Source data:
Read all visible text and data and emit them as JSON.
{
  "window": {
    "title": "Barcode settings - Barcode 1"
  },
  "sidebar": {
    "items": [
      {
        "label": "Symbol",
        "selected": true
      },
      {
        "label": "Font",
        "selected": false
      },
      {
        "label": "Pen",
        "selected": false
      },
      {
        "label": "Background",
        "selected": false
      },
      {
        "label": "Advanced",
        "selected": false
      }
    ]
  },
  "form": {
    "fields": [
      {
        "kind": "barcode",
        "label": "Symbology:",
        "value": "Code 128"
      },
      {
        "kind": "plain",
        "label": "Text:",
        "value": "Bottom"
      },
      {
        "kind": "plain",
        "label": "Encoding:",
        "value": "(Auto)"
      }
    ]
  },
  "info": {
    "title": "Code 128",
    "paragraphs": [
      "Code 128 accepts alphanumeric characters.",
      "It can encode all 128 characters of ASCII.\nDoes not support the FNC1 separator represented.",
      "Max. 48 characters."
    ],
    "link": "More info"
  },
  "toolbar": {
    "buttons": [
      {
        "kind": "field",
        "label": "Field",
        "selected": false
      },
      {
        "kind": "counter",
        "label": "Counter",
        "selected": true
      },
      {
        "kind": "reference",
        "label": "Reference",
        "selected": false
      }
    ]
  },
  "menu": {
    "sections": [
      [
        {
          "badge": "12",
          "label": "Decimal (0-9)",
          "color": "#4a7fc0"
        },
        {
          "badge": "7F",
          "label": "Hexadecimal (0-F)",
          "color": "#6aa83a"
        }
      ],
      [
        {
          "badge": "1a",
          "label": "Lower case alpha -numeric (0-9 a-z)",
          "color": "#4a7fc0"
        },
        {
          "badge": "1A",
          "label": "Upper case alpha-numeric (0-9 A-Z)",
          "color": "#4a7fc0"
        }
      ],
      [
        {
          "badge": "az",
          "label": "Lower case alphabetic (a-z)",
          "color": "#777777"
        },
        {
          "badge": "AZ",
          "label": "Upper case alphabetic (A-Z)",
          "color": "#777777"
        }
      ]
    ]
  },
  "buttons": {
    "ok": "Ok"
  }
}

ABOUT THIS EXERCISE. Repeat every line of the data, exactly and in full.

RESULT OF THIS TASK.
Read all visible text and data and emit them as JSON.
{
  "window": {
    "title": "Barcode settings - Barcode 1"
  },
  "sidebar": {
    "items": [
      {
        "label": "Symbol",
        "selected": true
      },
      {
        "label": "Font",
        "selected": false
      },
      {
        "label": "Pen",
        "selected": false
      },
      {
        "label": "Background",
        "selected": false
      },
      {
        "label": "Advanced",
        "selected": false
      }
    ]
  },
  "form": {
    "fields": [
      {
        "kind": "barcode",
        "label": "Symbology:",
        "value": "Code 128"
      },
      {
        "kind": "plain",
        "label": "Text:",
        "value": "Bottom"
      },
      {
        "kind": "plain",
        "label": "Encoding:",
        "value": "(Auto)"
      }
    ]
  },
  "info": {
    "title": "Code 128",
    "paragraphs": [
      "Code 128 accepts alphanumeric characters.",
      "It can encode all 128 characters of ASCII.\nDoes not support the FNC1 separator represented.",
      "Max. 48 characters."
    ],
    "link": "More info"
  },
  "toolbar": {
    "buttons": [
      {
        "kind": "field",
        "label": "Field",
        "selected": false
      },
      {
        "kind": "counter",
        "label": "Counter",
        "selected": true
      },
      {
        "kind": "reference",
        "label": "Reference",
        "selected": false
      }
    ]
  },
  "menu": {
    "sections": [
      [
        {
          "badge": "12",
          "label": "Decimal (0-9)",
          "color": "#4a7fc0"
        },
        {
          "badge": "7F",
          "label": "Hexadecimal (0-F)",
          "color": "#6aa83a"
        }
      ],
      [
        {
          "badge": "1a",
          "label": "Lower case alpha -numeric (0-9 a-z)",
          "color": "#4a7fc0"
        },
        {
          "badge": "1A",
          "label": "Upper case alpha-numeric (0-9 A-Z)",
          "color": "#4a7fc0"
        }
      ],
      [
        {
          "badge": "az",
          "label": "Lower case alphabetic (a-z)",
          "color": "#777777"
        },
        {
          "badge": "AZ",
          "label": "Upper case alphabetic (A-Z)",
          "color": "#777777"
        }
      ]
    ]
  },
  "buttons": {
    "ok": "Ok"
  }
}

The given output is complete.